**Work instructions**: Should a line below contain the word "JSON", report it.

[Data records for software interfaces]
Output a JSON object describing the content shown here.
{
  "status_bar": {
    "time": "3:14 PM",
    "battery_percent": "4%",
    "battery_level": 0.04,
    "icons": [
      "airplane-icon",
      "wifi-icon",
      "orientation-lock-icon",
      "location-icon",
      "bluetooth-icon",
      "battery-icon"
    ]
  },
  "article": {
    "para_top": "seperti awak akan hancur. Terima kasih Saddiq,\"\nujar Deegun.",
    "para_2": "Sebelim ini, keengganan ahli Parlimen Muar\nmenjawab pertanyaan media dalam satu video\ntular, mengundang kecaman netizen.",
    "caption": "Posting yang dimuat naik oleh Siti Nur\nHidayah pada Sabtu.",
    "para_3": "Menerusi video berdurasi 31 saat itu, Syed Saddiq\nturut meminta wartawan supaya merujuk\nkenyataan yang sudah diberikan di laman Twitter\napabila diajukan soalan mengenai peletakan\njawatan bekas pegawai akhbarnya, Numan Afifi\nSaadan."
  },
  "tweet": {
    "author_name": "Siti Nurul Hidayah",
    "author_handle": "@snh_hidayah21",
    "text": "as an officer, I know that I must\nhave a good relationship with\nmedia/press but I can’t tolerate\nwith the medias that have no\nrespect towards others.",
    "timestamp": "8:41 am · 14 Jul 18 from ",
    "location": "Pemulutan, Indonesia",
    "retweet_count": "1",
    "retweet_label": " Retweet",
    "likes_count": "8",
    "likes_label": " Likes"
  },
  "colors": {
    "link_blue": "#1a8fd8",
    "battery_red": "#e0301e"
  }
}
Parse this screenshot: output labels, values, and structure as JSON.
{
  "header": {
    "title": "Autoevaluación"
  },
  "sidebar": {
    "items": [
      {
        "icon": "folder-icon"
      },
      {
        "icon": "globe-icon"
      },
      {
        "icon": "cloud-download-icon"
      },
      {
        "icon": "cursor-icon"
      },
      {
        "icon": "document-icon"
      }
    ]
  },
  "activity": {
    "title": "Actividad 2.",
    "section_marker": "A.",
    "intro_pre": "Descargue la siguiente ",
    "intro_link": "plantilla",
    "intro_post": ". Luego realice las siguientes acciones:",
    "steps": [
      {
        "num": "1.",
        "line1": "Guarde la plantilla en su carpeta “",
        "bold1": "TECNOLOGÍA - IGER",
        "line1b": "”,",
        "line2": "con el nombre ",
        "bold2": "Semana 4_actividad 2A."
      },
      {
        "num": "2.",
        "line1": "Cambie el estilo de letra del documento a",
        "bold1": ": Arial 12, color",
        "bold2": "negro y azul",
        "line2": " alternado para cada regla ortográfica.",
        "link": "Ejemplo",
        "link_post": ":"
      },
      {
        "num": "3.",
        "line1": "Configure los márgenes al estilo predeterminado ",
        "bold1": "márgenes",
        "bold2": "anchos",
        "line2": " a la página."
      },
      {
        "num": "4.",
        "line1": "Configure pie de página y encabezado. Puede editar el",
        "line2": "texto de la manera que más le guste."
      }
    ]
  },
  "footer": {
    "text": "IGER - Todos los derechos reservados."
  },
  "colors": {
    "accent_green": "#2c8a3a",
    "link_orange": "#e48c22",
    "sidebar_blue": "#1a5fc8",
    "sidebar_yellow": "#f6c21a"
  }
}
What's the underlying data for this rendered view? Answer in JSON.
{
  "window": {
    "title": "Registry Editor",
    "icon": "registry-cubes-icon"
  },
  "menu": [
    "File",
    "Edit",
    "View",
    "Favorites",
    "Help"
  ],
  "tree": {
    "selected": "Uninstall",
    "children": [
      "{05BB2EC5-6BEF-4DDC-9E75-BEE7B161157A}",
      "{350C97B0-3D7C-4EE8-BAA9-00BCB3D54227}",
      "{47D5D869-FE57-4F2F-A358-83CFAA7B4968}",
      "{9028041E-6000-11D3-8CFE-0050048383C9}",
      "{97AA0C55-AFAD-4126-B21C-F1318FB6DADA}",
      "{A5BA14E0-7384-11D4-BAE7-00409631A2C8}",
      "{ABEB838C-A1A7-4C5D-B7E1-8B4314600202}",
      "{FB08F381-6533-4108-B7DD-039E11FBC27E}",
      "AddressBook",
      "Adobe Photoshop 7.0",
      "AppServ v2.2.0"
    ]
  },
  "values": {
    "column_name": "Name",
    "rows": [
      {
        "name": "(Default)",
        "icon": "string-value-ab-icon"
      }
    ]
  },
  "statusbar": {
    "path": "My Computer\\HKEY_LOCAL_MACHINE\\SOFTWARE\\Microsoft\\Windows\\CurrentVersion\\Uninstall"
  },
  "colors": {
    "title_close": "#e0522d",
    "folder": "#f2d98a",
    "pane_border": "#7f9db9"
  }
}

**Result**:
Output a JSON object describing the content shown here.
Parse this screenshot: output labels, values, and structure as JSON.
What's the underlying data for this rendered view? Answer in JSON.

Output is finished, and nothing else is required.